    As WHB made it through the 1970s, FM became a more viable choice for Top 40 music. So WHB capitalized on its heritage by flipping to Adult Contemporary and 50s/60s oldies. "Oldies hours" played at noon and six, as well as all Saturday night. The Storz family sold the station in 1984 to Shamrock Broadcasting. WHB slowly transitioned to full-time oldies in 1985. WHB had no legitimate competition until 1989, when oldies appeared on 94.9. But that competition proved to be too much. Kanza, Inc., which specialized in farm formats, bought the station in 1993. In September 1993, WHB ended its oldies format (some dubbed it "the day the music died").

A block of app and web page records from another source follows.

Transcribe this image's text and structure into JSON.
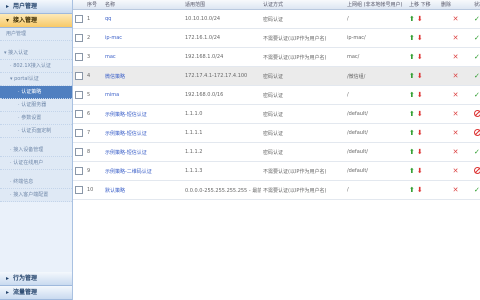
{
  "sidebar": {
    "top_header": "用户管理",
    "access_header": "接入管理",
    "user_mgmt": "用户管理",
    "access_auth": "接入认证",
    "sub_802": "802.1X接入认证",
    "portal": "portal认证",
    "portal_items": [
      "认证策略",
      "认证服务器",
      "参数设置",
      "认证页面定制"
    ],
    "group2": [
      "接入设备管理",
      "认证在线用户"
    ],
    "group3": [
      "终端信息",
      "接入客户端配置"
    ],
    "behavior_header": "行为管理",
    "flow_header": "流量管理"
  },
  "table": {
    "headers": [
      "序号",
      "名称",
      "适用范围",
      "认证方式",
      "上网组 (非本地帐号用户)",
      "上移 下移",
      "删除",
      "状态"
    ],
    "rows": [
      {
        "no": "1",
        "name": "qq",
        "range": "10.10.10.0/24",
        "auth": "密码认证",
        "group": "/",
        "status": "ok"
      },
      {
        "no": "2",
        "name": "ip-mac",
        "range": "172.16.1.0/24",
        "auth": "不需要认证(以IP作为用户名)",
        "group": "ip-mac/",
        "status": "ok"
      },
      {
        "no": "3",
        "name": "mac",
        "range": "192.168.1.0/24",
        "auth": "不需要认证(以IP作为用户名)",
        "group": "mac/",
        "status": "ok"
      },
      {
        "no": "4",
        "name": "微信策略",
        "range": "172.17.4.1-172.17.4.100",
        "auth": "密码认证",
        "group": "/微信组/",
        "status": "ok"
      },
      {
        "no": "5",
        "name": "mima",
        "range": "192.168.0.0/16",
        "auth": "密码认证",
        "group": "/",
        "status": "ok"
      },
      {
        "no": "6",
        "name": "示例策略-短信认证",
        "range": "1.1.1.0",
        "auth": "密码认证",
        "group": "/default/",
        "status": "no"
      },
      {
        "no": "7",
        "name": "示例策略-短信认证",
        "range": "1.1.1.1",
        "auth": "密码认证",
        "group": "/default/",
        "status": "no"
      },
      {
        "no": "8",
        "name": "示例策略-短信认证",
        "range": "1.1.1.2",
        "auth": "密码认证",
        "group": "/default/",
        "status": "ok"
      },
      {
        "no": "9",
        "name": "示例策略-二维码认证",
        "range": "1.1.1.3",
        "auth": "不需要认证(以IP作为用户名)",
        "group": "/default/",
        "status": "no"
      },
      {
        "no": "10",
        "name": "默认策略",
        "range": "0.0.0.0-255.255.255.255 - 最前...",
        "auth": "不需要认证(以IP作为用户名)",
        "group": "/",
        "status": "ok"
      }
    ]
  },
  "icons": {
    "up": "arrow-up-icon",
    "down": "arrow-down-icon",
    "delete": "delete-x-icon",
    "ok": "check-icon",
    "disabled": "no-entry-icon"
  },
  "colors": {
    "link": "#3a5fc8",
    "up": "#2f9e2f",
    "down": "#dd3333",
    "highlight_row": "#ebebeb",
    "sidebar_bg": "#dfe9f5"
  }
}
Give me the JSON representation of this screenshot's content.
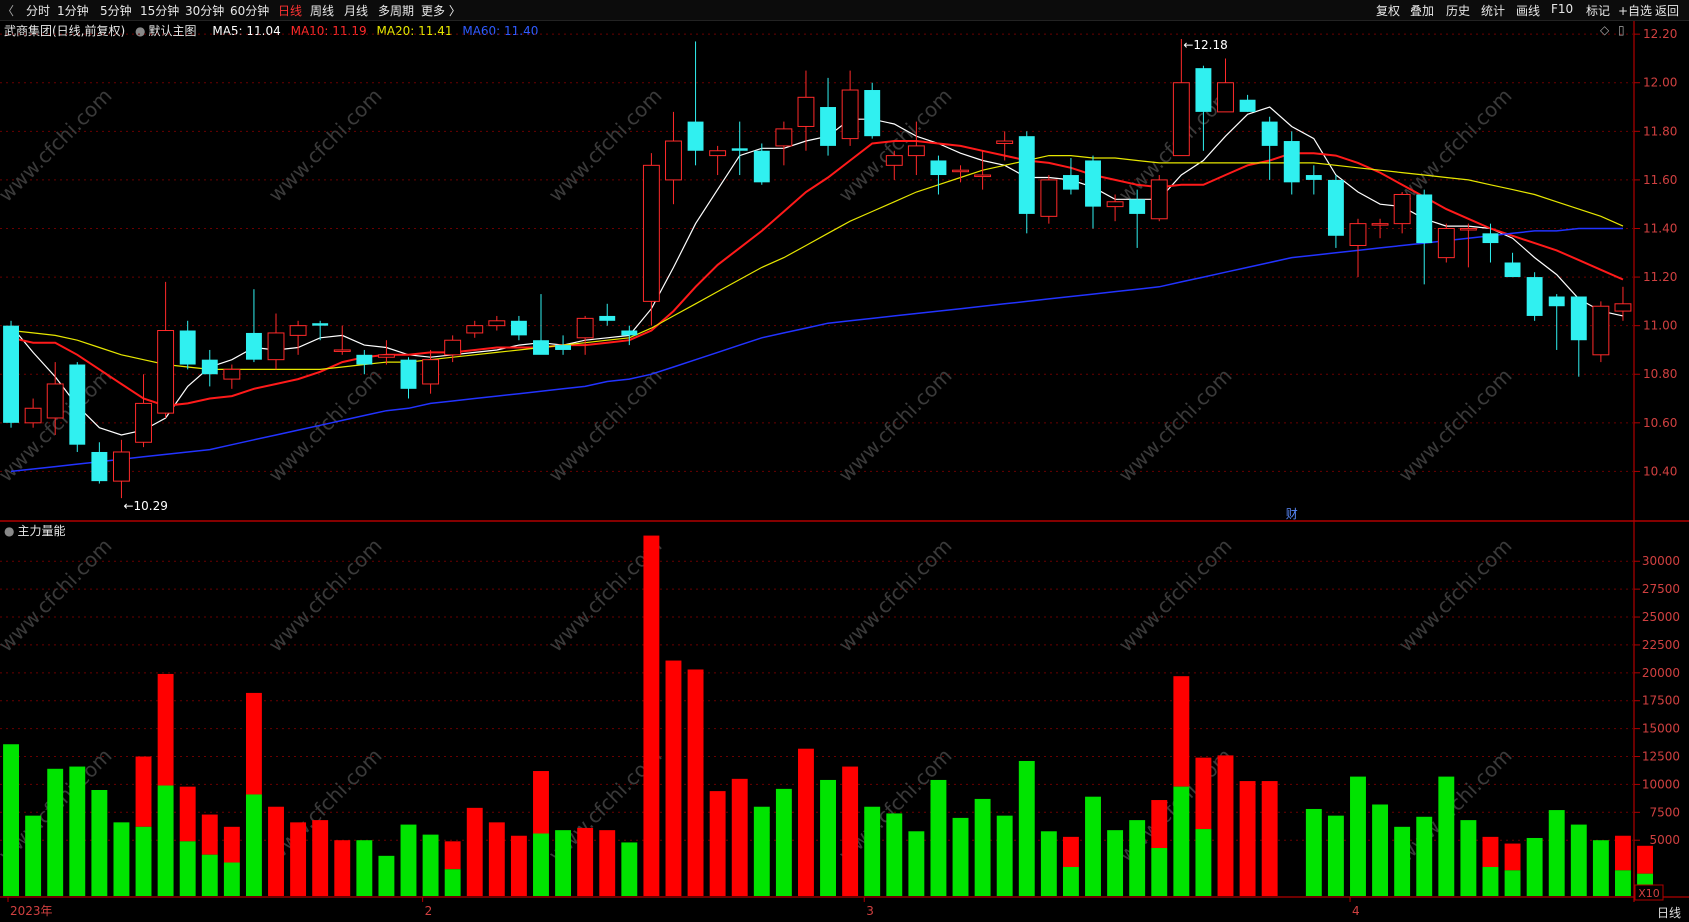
{
  "toolbar": {
    "back_glyph": "〈",
    "periods": [
      "分时",
      "1分钟",
      "5分钟",
      "15分钟",
      "30分钟",
      "60分钟",
      "日线",
      "周线",
      "月线",
      "多周期",
      "更多 〉"
    ],
    "active_period": "日线",
    "right_items": [
      "复权",
      "叠加",
      "历史",
      "统计",
      "画线",
      "F10",
      "标记",
      "+自选",
      "返回"
    ]
  },
  "header": {
    "stock": "武商集团(日线,前复权)",
    "main_chart": "默认主图",
    "ma5": "MA5: 11.04",
    "ma10": "MA10: 11.19",
    "ma20": "MA20: 11.41",
    "ma60": "MA60: 11.40"
  },
  "volume_panel": {
    "title": "主力量能",
    "multiplier": "X10"
  },
  "annotations": {
    "high_label": "12.18",
    "low_label": "10.29",
    "event_marker": "财"
  },
  "x_axis": {
    "labels": [
      "2023年",
      "2",
      "3",
      "4"
    ]
  },
  "period_label": "日线",
  "watermark": "www.cfchi.com",
  "colors": {
    "up": "#ff2a2a",
    "down": "#30f0f0",
    "vol_up": "#ff0000",
    "vol_down": "#00e400",
    "ma5": "#ffffff",
    "ma10": "#ff1a1a",
    "ma20": "#e6e600",
    "ma60": "#2233ff"
  },
  "chart_data": [
    {
      "type": "candlestick",
      "title": "武商集团(日线,前复权)",
      "y_ticks": [
        10.4,
        10.6,
        10.8,
        11.0,
        11.2,
        11.4,
        11.6,
        11.8,
        12.0,
        12.2
      ],
      "ylim": [
        10.2,
        12.25
      ],
      "candles": [
        {
          "o": 11.0,
          "h": 11.02,
          "l": 10.58,
          "c": 10.6
        },
        {
          "o": 10.6,
          "h": 10.7,
          "l": 10.58,
          "c": 10.66
        },
        {
          "o": 10.62,
          "h": 10.85,
          "l": 10.55,
          "c": 10.76
        },
        {
          "o": 10.84,
          "h": 10.85,
          "l": 10.48,
          "c": 10.51
        },
        {
          "o": 10.48,
          "h": 10.52,
          "l": 10.35,
          "c": 10.36
        },
        {
          "o": 10.36,
          "h": 10.53,
          "l": 10.29,
          "c": 10.48
        },
        {
          "o": 10.52,
          "h": 10.8,
          "l": 10.5,
          "c": 10.68
        },
        {
          "o": 10.64,
          "h": 11.18,
          "l": 10.62,
          "c": 10.98
        },
        {
          "o": 10.98,
          "h": 11.02,
          "l": 10.82,
          "c": 10.84
        },
        {
          "o": 10.86,
          "h": 10.9,
          "l": 10.75,
          "c": 10.8
        },
        {
          "o": 10.78,
          "h": 10.84,
          "l": 10.74,
          "c": 10.82
        },
        {
          "o": 10.97,
          "h": 11.15,
          "l": 10.85,
          "c": 10.86
        },
        {
          "o": 10.86,
          "h": 11.05,
          "l": 10.82,
          "c": 10.97
        },
        {
          "o": 10.96,
          "h": 11.02,
          "l": 10.88,
          "c": 11.0
        },
        {
          "o": 11.01,
          "h": 11.02,
          "l": 10.94,
          "c": 11.0
        },
        {
          "o": 10.9,
          "h": 11.0,
          "l": 10.88,
          "c": 10.9
        },
        {
          "o": 10.88,
          "h": 10.9,
          "l": 10.8,
          "c": 10.84
        },
        {
          "o": 10.87,
          "h": 10.94,
          "l": 10.84,
          "c": 10.88
        },
        {
          "o": 10.86,
          "h": 10.87,
          "l": 10.7,
          "c": 10.74
        },
        {
          "o": 10.76,
          "h": 10.9,
          "l": 10.72,
          "c": 10.86
        },
        {
          "o": 10.88,
          "h": 10.96,
          "l": 10.85,
          "c": 10.94
        },
        {
          "o": 10.97,
          "h": 11.02,
          "l": 10.95,
          "c": 11.0
        },
        {
          "o": 11.0,
          "h": 11.04,
          "l": 10.98,
          "c": 11.02
        },
        {
          "o": 11.02,
          "h": 11.04,
          "l": 10.94,
          "c": 10.96
        },
        {
          "o": 10.94,
          "h": 11.13,
          "l": 10.9,
          "c": 10.88
        },
        {
          "o": 10.92,
          "h": 10.96,
          "l": 10.88,
          "c": 10.9
        },
        {
          "o": 10.95,
          "h": 11.04,
          "l": 10.88,
          "c": 11.03
        },
        {
          "o": 11.04,
          "h": 11.09,
          "l": 11.0,
          "c": 11.02
        },
        {
          "o": 10.98,
          "h": 11.0,
          "l": 10.92,
          "c": 10.96
        },
        {
          "o": 11.1,
          "h": 11.71,
          "l": 11.0,
          "c": 11.66
        },
        {
          "o": 11.6,
          "h": 11.88,
          "l": 11.5,
          "c": 11.76
        },
        {
          "o": 11.84,
          "h": 12.17,
          "l": 11.66,
          "c": 11.72
        },
        {
          "o": 11.7,
          "h": 11.74,
          "l": 11.62,
          "c": 11.72
        },
        {
          "o": 11.73,
          "h": 11.84,
          "l": 11.62,
          "c": 11.72
        },
        {
          "o": 11.72,
          "h": 11.75,
          "l": 11.58,
          "c": 11.59
        },
        {
          "o": 11.74,
          "h": 11.84,
          "l": 11.66,
          "c": 11.81
        },
        {
          "o": 11.82,
          "h": 12.05,
          "l": 11.72,
          "c": 11.94
        },
        {
          "o": 11.9,
          "h": 12.02,
          "l": 11.7,
          "c": 11.74
        },
        {
          "o": 11.77,
          "h": 12.05,
          "l": 11.74,
          "c": 11.97
        },
        {
          "o": 11.97,
          "h": 12.0,
          "l": 11.77,
          "c": 11.78
        },
        {
          "o": 11.66,
          "h": 11.72,
          "l": 11.6,
          "c": 11.7
        },
        {
          "o": 11.7,
          "h": 11.84,
          "l": 11.62,
          "c": 11.74
        },
        {
          "o": 11.68,
          "h": 11.7,
          "l": 11.54,
          "c": 11.62
        },
        {
          "o": 11.64,
          "h": 11.66,
          "l": 11.59,
          "c": 11.64
        },
        {
          "o": 11.62,
          "h": 11.72,
          "l": 11.56,
          "c": 11.62
        },
        {
          "o": 11.75,
          "h": 11.8,
          "l": 11.68,
          "c": 11.76
        },
        {
          "o": 11.78,
          "h": 11.8,
          "l": 11.38,
          "c": 11.46
        },
        {
          "o": 11.45,
          "h": 11.62,
          "l": 11.42,
          "c": 11.6
        },
        {
          "o": 11.62,
          "h": 11.69,
          "l": 11.54,
          "c": 11.56
        },
        {
          "o": 11.68,
          "h": 11.7,
          "l": 11.4,
          "c": 11.49
        },
        {
          "o": 11.49,
          "h": 11.54,
          "l": 11.43,
          "c": 11.51
        },
        {
          "o": 11.52,
          "h": 11.56,
          "l": 11.32,
          "c": 11.46
        },
        {
          "o": 11.44,
          "h": 11.62,
          "l": 11.43,
          "c": 11.6
        },
        {
          "o": 11.7,
          "h": 12.18,
          "l": 11.7,
          "c": 12.0
        },
        {
          "o": 12.06,
          "h": 12.07,
          "l": 11.72,
          "c": 11.88
        },
        {
          "o": 11.88,
          "h": 12.1,
          "l": 11.88,
          "c": 12.0
        },
        {
          "o": 11.93,
          "h": 11.95,
          "l": 11.88,
          "c": 11.88
        },
        {
          "o": 11.84,
          "h": 11.86,
          "l": 11.6,
          "c": 11.74
        },
        {
          "o": 11.76,
          "h": 11.8,
          "l": 11.54,
          "c": 11.59
        },
        {
          "o": 11.62,
          "h": 11.66,
          "l": 11.54,
          "c": 11.6
        },
        {
          "o": 11.6,
          "h": 11.62,
          "l": 11.32,
          "c": 11.37
        },
        {
          "o": 11.33,
          "h": 11.44,
          "l": 11.2,
          "c": 11.42
        },
        {
          "o": 11.42,
          "h": 11.44,
          "l": 11.36,
          "c": 11.42
        },
        {
          "o": 11.42,
          "h": 11.55,
          "l": 11.38,
          "c": 11.54
        },
        {
          "o": 11.54,
          "h": 11.56,
          "l": 11.17,
          "c": 11.34
        },
        {
          "o": 11.28,
          "h": 11.42,
          "l": 11.26,
          "c": 11.4
        },
        {
          "o": 11.4,
          "h": 11.42,
          "l": 11.24,
          "c": 11.4
        },
        {
          "o": 11.38,
          "h": 11.42,
          "l": 11.26,
          "c": 11.34
        },
        {
          "o": 11.26,
          "h": 11.3,
          "l": 11.2,
          "c": 11.2
        },
        {
          "o": 11.2,
          "h": 11.22,
          "l": 11.02,
          "c": 11.04
        },
        {
          "o": 11.12,
          "h": 11.13,
          "l": 10.9,
          "c": 11.08
        },
        {
          "o": 11.12,
          "h": 11.12,
          "l": 10.79,
          "c": 10.94
        },
        {
          "o": 10.88,
          "h": 11.1,
          "l": 10.85,
          "c": 11.08
        },
        {
          "o": 11.06,
          "h": 11.16,
          "l": 11.02,
          "c": 11.09
        }
      ],
      "ma_series": [
        {
          "name": "MA5",
          "values": [
            11.0,
            10.89,
            10.79,
            10.67,
            10.58,
            10.55,
            10.57,
            10.62,
            10.75,
            10.83,
            10.86,
            10.91,
            10.9,
            10.91,
            10.95,
            10.96,
            10.92,
            10.91,
            10.88,
            10.87,
            10.88,
            10.89,
            10.9,
            10.92,
            10.93,
            10.92,
            10.94,
            10.95,
            10.96,
            11.07,
            11.24,
            11.42,
            11.56,
            11.7,
            11.73,
            11.73,
            11.76,
            11.78,
            11.85,
            11.85,
            11.83,
            11.78,
            11.75,
            11.71,
            11.68,
            11.66,
            11.61,
            11.61,
            11.6,
            11.57,
            11.52,
            11.52,
            11.52,
            11.62,
            11.68,
            11.78,
            11.87,
            11.9,
            11.82,
            11.77,
            11.62,
            11.55,
            11.5,
            11.49,
            11.44,
            11.41,
            11.41,
            11.4,
            11.36,
            11.28,
            11.21,
            11.11,
            11.06,
            11.04
          ]
        },
        {
          "name": "MA10",
          "values": [
            10.95,
            10.93,
            10.93,
            10.88,
            10.82,
            10.76,
            10.7,
            10.67,
            10.68,
            10.7,
            10.71,
            10.74,
            10.76,
            10.78,
            10.81,
            10.85,
            10.87,
            10.88,
            10.88,
            10.89,
            10.89,
            10.9,
            10.91,
            10.91,
            10.91,
            10.92,
            10.92,
            10.93,
            10.94,
            10.98,
            11.06,
            11.16,
            11.25,
            11.32,
            11.39,
            11.47,
            11.55,
            11.61,
            11.68,
            11.75,
            11.76,
            11.76,
            11.75,
            11.74,
            11.72,
            11.7,
            11.68,
            11.67,
            11.65,
            11.62,
            11.6,
            11.58,
            11.57,
            11.58,
            11.58,
            11.62,
            11.66,
            11.68,
            11.71,
            11.71,
            11.7,
            11.67,
            11.63,
            11.58,
            11.53,
            11.48,
            11.44,
            11.4,
            11.37,
            11.34,
            11.31,
            11.27,
            11.23,
            11.19
          ]
        },
        {
          "name": "MA20",
          "values": [
            10.98,
            10.97,
            10.96,
            10.94,
            10.91,
            10.88,
            10.86,
            10.84,
            10.83,
            10.82,
            10.82,
            10.82,
            10.82,
            10.82,
            10.82,
            10.83,
            10.84,
            10.85,
            10.85,
            10.86,
            10.87,
            10.88,
            10.89,
            10.9,
            10.91,
            10.92,
            10.93,
            10.94,
            10.95,
            10.99,
            11.04,
            11.09,
            11.14,
            11.19,
            11.24,
            11.28,
            11.33,
            11.38,
            11.43,
            11.47,
            11.51,
            11.55,
            11.58,
            11.61,
            11.64,
            11.66,
            11.68,
            11.7,
            11.7,
            11.69,
            11.69,
            11.68,
            11.67,
            11.67,
            11.67,
            11.67,
            11.67,
            11.67,
            11.67,
            11.67,
            11.66,
            11.65,
            11.64,
            11.63,
            11.62,
            11.61,
            11.6,
            11.58,
            11.56,
            11.54,
            11.51,
            11.48,
            11.45,
            11.41
          ]
        },
        {
          "name": "MA60",
          "values": [
            10.4,
            10.41,
            10.42,
            10.43,
            10.44,
            10.45,
            10.46,
            10.47,
            10.48,
            10.49,
            10.51,
            10.53,
            10.55,
            10.57,
            10.59,
            10.61,
            10.63,
            10.65,
            10.66,
            10.68,
            10.69,
            10.7,
            10.71,
            10.72,
            10.73,
            10.74,
            10.75,
            10.77,
            10.78,
            10.8,
            10.83,
            10.86,
            10.89,
            10.92,
            10.95,
            10.97,
            10.99,
            11.01,
            11.02,
            11.03,
            11.04,
            11.05,
            11.06,
            11.07,
            11.08,
            11.09,
            11.1,
            11.11,
            11.12,
            11.13,
            11.14,
            11.15,
            11.16,
            11.18,
            11.2,
            11.22,
            11.24,
            11.26,
            11.28,
            11.29,
            11.3,
            11.31,
            11.32,
            11.33,
            11.34,
            11.35,
            11.36,
            11.37,
            11.38,
            11.39,
            11.39,
            11.4,
            11.4,
            11.4
          ]
        }
      ]
    },
    {
      "type": "bar",
      "title": "主力量能",
      "y_ticks": [
        5000,
        7500,
        10000,
        12500,
        15000,
        17500,
        20000,
        22500,
        25000,
        27500,
        30000
      ],
      "ylim": [
        0,
        32800
      ],
      "stacked_series": [
        {
          "name": "green",
          "values": [
            13600,
            7200,
            11400,
            11600,
            9500,
            6600,
            6200,
            9900,
            4900,
            3700,
            3000,
            9100,
            0,
            0,
            0,
            0,
            5000,
            3600,
            6400,
            5500,
            2400,
            0,
            0,
            0,
            5600,
            5900,
            0,
            0,
            4800,
            0,
            0,
            0,
            0,
            0,
            8000,
            9600,
            0,
            10400,
            0,
            8000,
            7400,
            5800,
            10400,
            7000,
            8700,
            7200,
            12100,
            5800,
            2600,
            8900,
            5900,
            6800,
            4300,
            9800,
            6000,
            0,
            0,
            0,
            0,
            7800,
            7200,
            10700,
            8200,
            6200,
            7100,
            10700,
            6800,
            2600,
            2300,
            5200,
            7700,
            6400,
            5000,
            2300,
            2000
          ]
        },
        {
          "name": "red",
          "values": [
            0,
            0,
            0,
            0,
            0,
            0,
            6200,
            0,
            4900,
            3700,
            3000,
            0,
            0,
            0,
            0,
            0,
            0,
            0,
            0,
            0,
            0,
            0,
            0,
            0,
            0,
            0,
            0,
            0,
            0,
            0,
            0,
            0,
            0,
            0,
            3700,
            4500,
            0,
            0,
            0,
            0,
            0,
            0,
            0,
            0,
            0,
            0,
            0,
            0,
            0,
            0,
            0,
            0,
            0,
            0,
            0,
            0,
            0,
            0,
            0,
            0,
            0,
            0,
            0,
            0,
            0,
            0,
            0,
            0,
            0,
            0,
            0,
            0,
            0,
            0,
            0
          ]
        },
        {
          "name": "vol_total",
          "values": [
            13600,
            7200,
            11400,
            11600,
            9500,
            6600,
            12500,
            19900,
            9800,
            7300,
            6200,
            18200,
            8000,
            6600,
            6800,
            5000,
            5000,
            3600,
            6400,
            5500,
            4900,
            7900,
            6600,
            5400,
            11200,
            5900,
            6100,
            5900,
            4800,
            32300,
            21100,
            20300,
            9400,
            10500,
            8000,
            9600,
            13200,
            10400,
            11600,
            8000,
            7400,
            5800,
            10400,
            7000,
            8700,
            7200,
            12100,
            5800,
            5300,
            8900,
            5900,
            6800,
            8600,
            19700,
            12400,
            12600,
            10300,
            10300,
            0,
            7800,
            7200,
            10700,
            8200,
            6200,
            7100,
            10700,
            6800,
            5300,
            4700,
            5200,
            7700,
            6400,
            5000,
            5400,
            4500
          ]
        }
      ]
    }
  ]
}
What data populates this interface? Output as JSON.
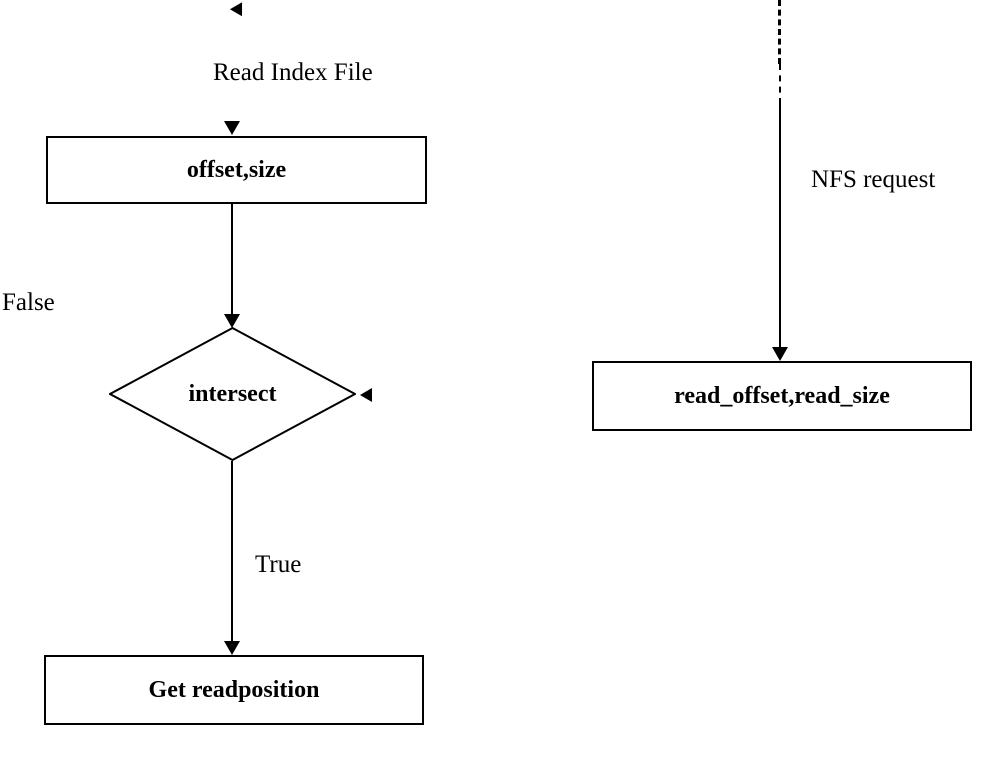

    1993-1997 - WHB - Country/Farm
    WHB's farm format began on October 1, 1993. The farm format held its own, helping out KMZU 100.7 in the process with a partial simulcast. But the daytime coverage of rural areas wasn't that great. So WHB swapped frequencies with 810 KCMO, giving up better nighttime coverage in favor of a big daytime stick.

    1997-current - KCMO - Talk
    News/Talk station KCMO moved over to 710 in October 1997, which had better nighttime coverage in the city. At the time, KCMO thought it would have Max Floyd hosting a morning show with Mike Murphy, but Max returned to KYYS when it was resurrected two weeks later. KCMO was Mike Murphy's last radio job before his retirement in 2004. KCMO eliminated their small local news staff. Susquehanna bought the station in 2000. KCMO picked up Fox News Radio in 2005. Cumulus took over the station in May 2006. Much of the programming is politically conservative. Only one shift, morning drive, is local. Of the major stations in Kansas City, KCMO is among the lowest-rated.

    On April 29, 2012, KCMO added an FM simulcast, using a translator at 103.7 mHz. Previously, KCMO had been simulcasted only on an HD subchannel of KCMO-FM.